Shippers sense the West Coast market will rise in August because the hot Midwest summer will force an early conclusion in the regional growing areas such as Indiana.

Generally speaking, melons mature faster than they can grow when the temperatures get hot. Conversely, mild temperatures reduce the rate of maturity and allow the melon to gain size. Hence, hot temperatures tend to produce smaller sizes and moderate temperatures tend to produce larger melons.  

Interstate 5 runs north and south through the center of California’s San Joaquin Valley. The term Westside refers to the agricultural growing district west of interstate I-5. This includes the towns of Mendota, Firebaugh and Los Banos where melons are the predominant summer crop. Fresno lies to the east of I-5 where grapes and soft fruit flourish during the summer season. Long-haul trucks can drive from Salinas to Mendota in two hours and to Fresno in three hours.              


Hot summer temperatures in California’s Central Valley cause chlorophyll to back-flush in Valencia oranges and create a green cast on the outer skin. This is cosmetic only and does not affect the eating quality in anyway. The current harvest offers excellent quality with high sugars. The Valencia size profile will continue to get larger as the summer season continues. This will gradually apply more pressure to the availability and cost of 113s and 138s. For now, there is good availability of 88s and larger. Foodservice buyers in need of 113s and 138s should plan early and stay ahead of inventories.


The Central Valley harvest is complete and Oxnard, CA, growers have harvested at least 75 percent of their crop. Overall quality is excellent. A full array of sizes in both grades is available. Seasonal lemon demand is brisk. The vast majority of California’s lemon supplies are in Oxnard. A few shippers are transferring product to the Central Valley.


Production from New Mexico just can’t seem to gain traction and California’s availability is temporarily hit-and-miss. The result is shippers in both districts report below par supplies and brisk sales.

Jumbo yellow prices are firm with the potential to rise further. There is a split jumbo yellow market in New Mexico based on the percentage of onions over 3.5 inches in diameter. Buyers must clearly know the sizing of onions and cannot buy on price alone. A New Mexico shipper recently stated, “Everyone is seven to 10 days ahead of schedule and there is not a lot of size remaining in the crop, which continues into mid August.” The jumbo red market is also gaining strength because, for the first time in quite a while, California is not plugged with excess volume.  

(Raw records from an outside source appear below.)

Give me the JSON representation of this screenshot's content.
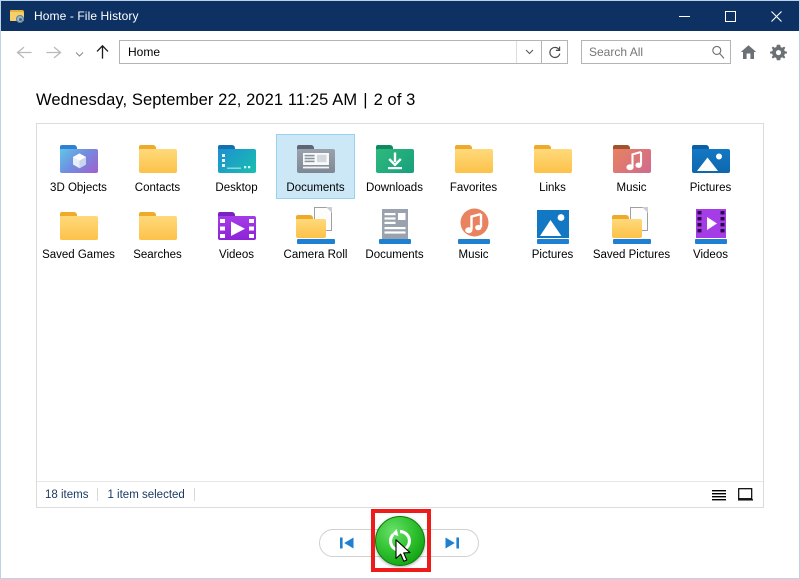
{
  "window": {
    "title": "Home - File History",
    "app_icon": "folder-clock-icon",
    "controls": {
      "minimize": "minimize-button",
      "maximize": "maximize-button",
      "close": "close-button"
    }
  },
  "navbar": {
    "back": "back-arrow",
    "forward": "forward-arrow",
    "recent": "recent-locations-chevron",
    "up": "up-arrow",
    "address_value": "Home",
    "address_chevron": "address-dropdown-chevron",
    "refresh": "refresh-icon",
    "search_placeholder": "Search All",
    "search_icon": "search-icon",
    "home_icon": "home-icon",
    "settings_icon": "gear-icon"
  },
  "header": {
    "timestamp": "Wednesday, September 22, 2021 11:25 AM",
    "separator": "|",
    "counter": "2 of 3"
  },
  "items": [
    {
      "label": "3D Objects",
      "icon": "folder-3d-objects-icon",
      "style": "c3d",
      "selected": false
    },
    {
      "label": "Contacts",
      "icon": "folder-yellow-icon",
      "style": "yellow",
      "selected": false
    },
    {
      "label": "Desktop",
      "icon": "folder-desktop-icon",
      "style": "desk",
      "selected": false
    },
    {
      "label": "Documents",
      "icon": "folder-documents-icon",
      "style": "docf",
      "selected": true
    },
    {
      "label": "Downloads",
      "icon": "folder-downloads-icon",
      "style": "dl",
      "selected": false
    },
    {
      "label": "Favorites",
      "icon": "folder-yellow-icon",
      "style": "yellow",
      "selected": false
    },
    {
      "label": "Links",
      "icon": "folder-yellow-icon",
      "style": "yellow",
      "selected": false
    },
    {
      "label": "Music",
      "icon": "folder-music-icon",
      "style": "musf",
      "selected": false
    },
    {
      "label": "Pictures",
      "icon": "folder-pictures-icon",
      "style": "picf",
      "selected": false
    },
    {
      "label": "Saved Games",
      "icon": "folder-yellow-icon",
      "style": "yellow",
      "selected": false
    },
    {
      "label": "Searches",
      "icon": "folder-yellow-icon",
      "style": "yellow",
      "selected": false
    },
    {
      "label": "Videos",
      "icon": "folder-videos-icon",
      "style": "vidf",
      "selected": false
    },
    {
      "label": "Camera Roll",
      "icon": "library-camera-roll-icon",
      "style": "libf",
      "selected": false
    },
    {
      "label": "Documents",
      "icon": "library-documents-icon",
      "style": "libd",
      "selected": false
    },
    {
      "label": "Music",
      "icon": "library-music-icon",
      "style": "libm",
      "selected": false
    },
    {
      "label": "Pictures",
      "icon": "library-pictures-icon",
      "style": "libp",
      "selected": false
    },
    {
      "label": "Saved Pictures",
      "icon": "library-saved-pictures-icon",
      "style": "libs",
      "selected": false
    },
    {
      "label": "Videos",
      "icon": "library-videos-icon",
      "style": "libv",
      "selected": false
    }
  ],
  "statusbar": {
    "item_count": "18 items",
    "selection": "1 item selected",
    "details_view_icon": "details-view-icon",
    "large-icons_view_icon": "large-icons-view-icon"
  },
  "bottom_nav": {
    "previous": "previous-version-button",
    "next": "next-version-button",
    "restore": "restore-button",
    "restore_icon": "restore-circular-arrow-icon",
    "highlight": "red-highlight-box",
    "cursor": "mouse-pointer"
  },
  "colors": {
    "titlebar": "#0e3164",
    "selection": "#cce8f7",
    "restore_green": "#33c433",
    "highlight_red": "#ee1b1b",
    "accent_blue": "#1f7fd0"
  }
}
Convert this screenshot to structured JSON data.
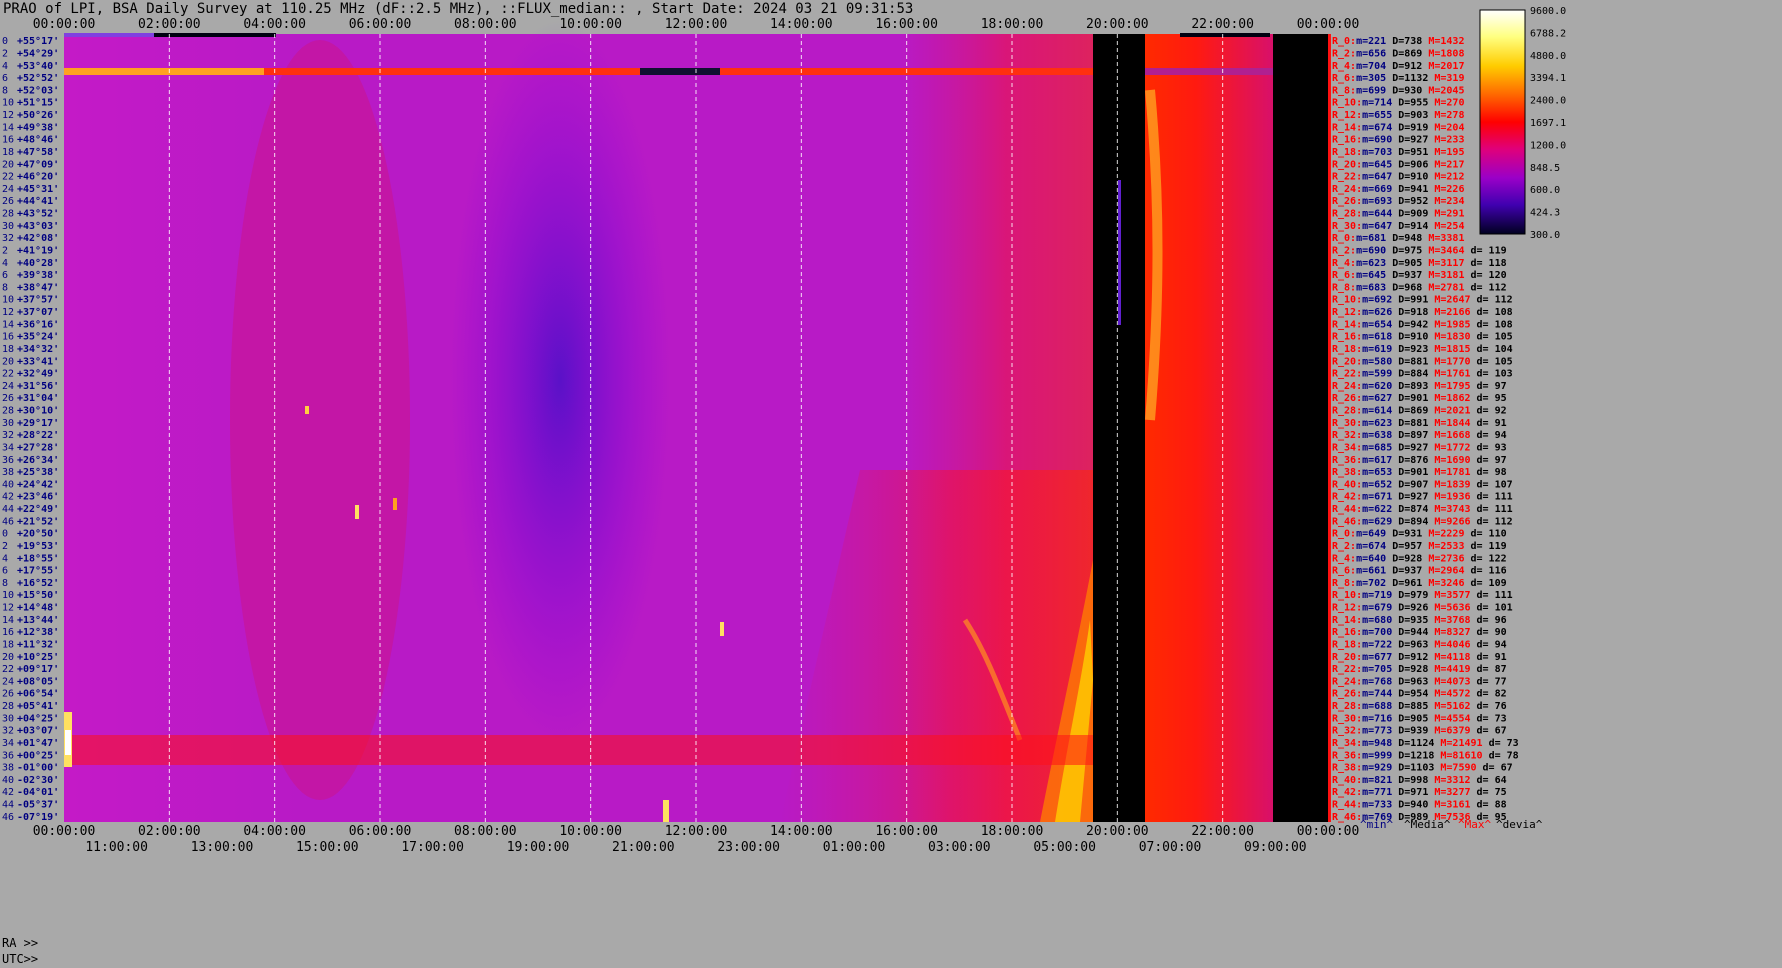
{
  "title": "PRAO of LPI, BSA Daily Survey at 110.25 MHz (dF::2.5 MHz), ::FLUX_median:: , Start Date: 2024 03 21 09:31:53",
  "footer": {
    "ra_prefix": "RA >>",
    "utc_prefix": "UTC>>"
  },
  "legend_footer": [
    "^min^",
    "^Media^",
    "^Max^",
    "^devia^"
  ],
  "colors": {
    "background": "#a9a9a9",
    "min": "#000080",
    "media": "#000000",
    "max": "#ff0000",
    "devia": "#000000"
  },
  "chart_data": {
    "type": "heatmap",
    "title": "PRAO of LPI, BSA Daily Survey at 110.25 MHz (dF::2.5 MHz), ::FLUX_median:: , Start Date: 2024 03 21 09:31:53",
    "x_top_ticks": [
      "00:00:00",
      "02:00:00",
      "04:00:00",
      "06:00:00",
      "08:00:00",
      "10:00:00",
      "12:00:00",
      "14:00:00",
      "16:00:00",
      "18:00:00",
      "20:00:00",
      "22:00:00",
      "00:00:00"
    ],
    "x_bottom_ra_ticks": [
      "00:00:00",
      "02:00:00",
      "04:00:00",
      "06:00:00",
      "08:00:00",
      "10:00:00",
      "12:00:00",
      "14:00:00",
      "16:00:00",
      "18:00:00",
      "20:00:00",
      "22:00:00",
      "00:00:00"
    ],
    "x_bottom_utc_ticks": [
      "11:00:00",
      "13:00:00",
      "15:00:00",
      "17:00:00",
      "19:00:00",
      "21:00:00",
      "23:00:00",
      "01:00:00",
      "03:00:00",
      "05:00:00",
      "07:00:00",
      "09:00:00"
    ],
    "colorbar_ticks": [
      "9600.0",
      "6788.2",
      "4800.0",
      "3394.1",
      "2400.0",
      "1697.1",
      "1200.0",
      "848.5",
      "600.0",
      "424.3",
      "300.0"
    ],
    "rows": [
      {
        "n": "0",
        "dec": "+55°17'",
        "r": "R_0:",
        "min": "221",
        "med": "738",
        "max": "1432",
        "d": ""
      },
      {
        "n": "2",
        "dec": "+54°29'",
        "r": "R_2:",
        "min": "656",
        "med": "869",
        "max": "1808",
        "d": ""
      },
      {
        "n": "4",
        "dec": "+53°40'",
        "r": "R_4:",
        "min": "704",
        "med": "912",
        "max": "2017",
        "d": ""
      },
      {
        "n": "6",
        "dec": "+52°52'",
        "r": "R_6:",
        "min": "305",
        "med": "1132",
        "max": "319",
        "d": ""
      },
      {
        "n": "8",
        "dec": "+52°03'",
        "r": "R_8:",
        "min": "699",
        "med": "930",
        "max": "2045",
        "d": ""
      },
      {
        "n": "10",
        "dec": "+51°15'",
        "r": "R_10:",
        "min": "714",
        "med": "955",
        "max": "270",
        "d": ""
      },
      {
        "n": "12",
        "dec": "+50°26'",
        "r": "R_12:",
        "min": "655",
        "med": "903",
        "max": "278",
        "d": ""
      },
      {
        "n": "14",
        "dec": "+49°38'",
        "r": "R_14:",
        "min": "674",
        "med": "919",
        "max": "204",
        "d": ""
      },
      {
        "n": "16",
        "dec": "+48°46'",
        "r": "R_16:",
        "min": "690",
        "med": "927",
        "max": "233",
        "d": ""
      },
      {
        "n": "18",
        "dec": "+47°58'",
        "r": "R_18:",
        "min": "703",
        "med": "951",
        "max": "195",
        "d": ""
      },
      {
        "n": "20",
        "dec": "+47°09'",
        "r": "R_20:",
        "min": "645",
        "med": "906",
        "max": "217",
        "d": ""
      },
      {
        "n": "22",
        "dec": "+46°20'",
        "r": "R_22:",
        "min": "647",
        "med": "910",
        "max": "212",
        "d": ""
      },
      {
        "n": "24",
        "dec": "+45°31'",
        "r": "R_24:",
        "min": "669",
        "med": "941",
        "max": "226",
        "d": ""
      },
      {
        "n": "26",
        "dec": "+44°41'",
        "r": "R_26:",
        "min": "693",
        "med": "952",
        "max": "234",
        "d": ""
      },
      {
        "n": "28",
        "dec": "+43°52'",
        "r": "R_28:",
        "min": "644",
        "med": "909",
        "max": "291",
        "d": ""
      },
      {
        "n": "30",
        "dec": "+43°03'",
        "r": "R_30:",
        "min": "647",
        "med": "914",
        "max": "254",
        "d": ""
      },
      {
        "n": "32",
        "dec": "+42°08'",
        "r": "R_0:",
        "min": "681",
        "med": "948",
        "max": "3381",
        "d": ""
      },
      {
        "n": "2",
        "dec": "+41°19'",
        "r": "R_2:",
        "min": "690",
        "med": "975",
        "max": "3464",
        "d": "119"
      },
      {
        "n": "4",
        "dec": "+40°28'",
        "r": "R_4:",
        "min": "623",
        "med": "905",
        "max": "3117",
        "d": "118"
      },
      {
        "n": "6",
        "dec": "+39°38'",
        "r": "R_6:",
        "min": "645",
        "med": "937",
        "max": "3181",
        "d": "120"
      },
      {
        "n": "8",
        "dec": "+38°47'",
        "r": "R_8:",
        "min": "683",
        "med": "968",
        "max": "2781",
        "d": "112"
      },
      {
        "n": "10",
        "dec": "+37°57'",
        "r": "R_10:",
        "min": "692",
        "med": "991",
        "max": "2647",
        "d": "112"
      },
      {
        "n": "12",
        "dec": "+37°07'",
        "r": "R_12:",
        "min": "626",
        "med": "918",
        "max": "2166",
        "d": "108"
      },
      {
        "n": "14",
        "dec": "+36°16'",
        "r": "R_14:",
        "min": "654",
        "med": "942",
        "max": "1985",
        "d": "108"
      },
      {
        "n": "16",
        "dec": "+35°24'",
        "r": "R_16:",
        "min": "618",
        "med": "910",
        "max": "1830",
        "d": "105"
      },
      {
        "n": "18",
        "dec": "+34°32'",
        "r": "R_18:",
        "min": "619",
        "med": "923",
        "max": "1815",
        "d": "104"
      },
      {
        "n": "20",
        "dec": "+33°41'",
        "r": "R_20:",
        "min": "580",
        "med": "881",
        "max": "1770",
        "d": "105"
      },
      {
        "n": "22",
        "dec": "+32°49'",
        "r": "R_22:",
        "min": "599",
        "med": "884",
        "max": "1761",
        "d": "103"
      },
      {
        "n": "24",
        "dec": "+31°56'",
        "r": "R_24:",
        "min": "620",
        "med": "893",
        "max": "1795",
        "d": "97"
      },
      {
        "n": "26",
        "dec": "+31°04'",
        "r": "R_26:",
        "min": "627",
        "med": "901",
        "max": "1862",
        "d": "95"
      },
      {
        "n": "28",
        "dec": "+30°10'",
        "r": "R_28:",
        "min": "614",
        "med": "869",
        "max": "2021",
        "d": "92"
      },
      {
        "n": "30",
        "dec": "+29°17'",
        "r": "R_30:",
        "min": "623",
        "med": "881",
        "max": "1844",
        "d": "91"
      },
      {
        "n": "32",
        "dec": "+28°22'",
        "r": "R_32:",
        "min": "638",
        "med": "897",
        "max": "1668",
        "d": "94"
      },
      {
        "n": "34",
        "dec": "+27°28'",
        "r": "R_34:",
        "min": "685",
        "med": "927",
        "max": "1772",
        "d": "93"
      },
      {
        "n": "36",
        "dec": "+26°34'",
        "r": "R_36:",
        "min": "617",
        "med": "876",
        "max": "1690",
        "d": "97"
      },
      {
        "n": "38",
        "dec": "+25°38'",
        "r": "R_38:",
        "min": "653",
        "med": "901",
        "max": "1781",
        "d": "98"
      },
      {
        "n": "40",
        "dec": "+24°42'",
        "r": "R_40:",
        "min": "652",
        "med": "907",
        "max": "1839",
        "d": "107"
      },
      {
        "n": "42",
        "dec": "+23°46'",
        "r": "R_42:",
        "min": "671",
        "med": "927",
        "max": "1936",
        "d": "111"
      },
      {
        "n": "44",
        "dec": "+22°49'",
        "r": "R_44:",
        "min": "622",
        "med": "874",
        "max": "3743",
        "d": "111"
      },
      {
        "n": "46",
        "dec": "+21°52'",
        "r": "R_46:",
        "min": "629",
        "med": "894",
        "max": "9266",
        "d": "112"
      },
      {
        "n": "0",
        "dec": "+20°50'",
        "r": "R_0:",
        "min": "649",
        "med": "931",
        "max": "2229",
        "d": "110"
      },
      {
        "n": "2",
        "dec": "+19°53'",
        "r": "R_2:",
        "min": "674",
        "med": "957",
        "max": "2533",
        "d": "119"
      },
      {
        "n": "4",
        "dec": "+18°55'",
        "r": "R_4:",
        "min": "640",
        "med": "928",
        "max": "2736",
        "d": "122"
      },
      {
        "n": "6",
        "dec": "+17°55'",
        "r": "R_6:",
        "min": "661",
        "med": "937",
        "max": "2964",
        "d": "116"
      },
      {
        "n": "8",
        "dec": "+16°52'",
        "r": "R_8:",
        "min": "702",
        "med": "961",
        "max": "3246",
        "d": "109"
      },
      {
        "n": "10",
        "dec": "+15°50'",
        "r": "R_10:",
        "min": "719",
        "med": "979",
        "max": "3577",
        "d": "111"
      },
      {
        "n": "12",
        "dec": "+14°48'",
        "r": "R_12:",
        "min": "679",
        "med": "926",
        "max": "5636",
        "d": "101"
      },
      {
        "n": "14",
        "dec": "+13°44'",
        "r": "R_14:",
        "min": "680",
        "med": "935",
        "max": "3768",
        "d": "96"
      },
      {
        "n": "16",
        "dec": "+12°38'",
        "r": "R_16:",
        "min": "700",
        "med": "944",
        "max": "8327",
        "d": "90"
      },
      {
        "n": "18",
        "dec": "+11°32'",
        "r": "R_18:",
        "min": "722",
        "med": "963",
        "max": "4046",
        "d": "94"
      },
      {
        "n": "20",
        "dec": "+10°25'",
        "r": "R_20:",
        "min": "677",
        "med": "912",
        "max": "4118",
        "d": "91"
      },
      {
        "n": "22",
        "dec": "+09°17'",
        "r": "R_22:",
        "min": "705",
        "med": "928",
        "max": "4419",
        "d": "87"
      },
      {
        "n": "24",
        "dec": "+08°05'",
        "r": "R_24:",
        "min": "768",
        "med": "963",
        "max": "4073",
        "d": "77"
      },
      {
        "n": "26",
        "dec": "+06°54'",
        "r": "R_26:",
        "min": "744",
        "med": "954",
        "max": "4572",
        "d": "82"
      },
      {
        "n": "28",
        "dec": "+05°41'",
        "r": "R_28:",
        "min": "688",
        "med": "885",
        "max": "5162",
        "d": "76"
      },
      {
        "n": "30",
        "dec": "+04°25'",
        "r": "R_30:",
        "min": "716",
        "med": "905",
        "max": "4554",
        "d": "73"
      },
      {
        "n": "32",
        "dec": "+03°07'",
        "r": "R_32:",
        "min": "773",
        "med": "939",
        "max": "6379",
        "d": "67"
      },
      {
        "n": "34",
        "dec": "+01°47'",
        "r": "R_34:",
        "min": "948",
        "med": "1124",
        "max": "21491",
        "d": "73"
      },
      {
        "n": "36",
        "dec": "+00°25'",
        "r": "R_36:",
        "min": "999",
        "med": "1218",
        "max": "81610",
        "d": "78"
      },
      {
        "n": "38",
        "dec": "-01°00'",
        "r": "R_38:",
        "min": "929",
        "med": "1103",
        "max": "7590",
        "d": "67"
      },
      {
        "n": "40",
        "dec": "-02°30'",
        "r": "R_40:",
        "min": "821",
        "med": "998",
        "max": "3312",
        "d": "64"
      },
      {
        "n": "42",
        "dec": "-04°01'",
        "r": "R_42:",
        "min": "771",
        "med": "971",
        "max": "3277",
        "d": "75"
      },
      {
        "n": "44",
        "dec": "-05°37'",
        "r": "R_44:",
        "min": "733",
        "med": "940",
        "max": "3161",
        "d": "88"
      },
      {
        "n": "46",
        "dec": "-07°19'",
        "r": "R_46:",
        "min": "769",
        "med": "989",
        "max": "7536",
        "d": "95"
      }
    ]
  }
}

Washington state was to start summer onions July 30. Production will be somewhat inconsistent until shippers begin to harvest storage varieties in mid- to late August.

The preferred mode of transportation is a flatbed truck, which allows the highway wind to whistle through the load and keep the respiring onions dry. A seasoned driver will fold the ends of the tarp towards the middle of the load during dry weather and cover the entire load when there is a chance of rain.  


Northwest and Colorado shippers are in transition from old- to new-crop russets. Idaho shippers will continue to ship old-crop Burbanks into early August and overlap new-crop Norkotahs, which start the week of July 30 from the center and western portion of the state. The Idaho Burbank harvest will start in early September. Washington state shippers will begin to harvest new-crop Norkotahs the week of July 30. Colorado shippers anticipate harvesting new-crop Norkotahs from Greeley, CO, the week of Aug. 6 and from the San Luis Valley in early September.

The next few weeks will begin to answer the annual host of questions about the upcoming storage crop. What is the size profile? What are the yields? Might there be any long-term issues such as hollow heart? In the meantime, buyers should keep in mind that there will be an overlap between old- and new-crop russets from Idaho. Receivers insisting on Burbanks must realize supplies available in August were harvested early last autumn.

The market on new-crop russet Norkotahs will command a premium over the last remaining old crop Burbanks. Generally speaking, the russet market heading into early and mid-August is expected to remain attractively priced.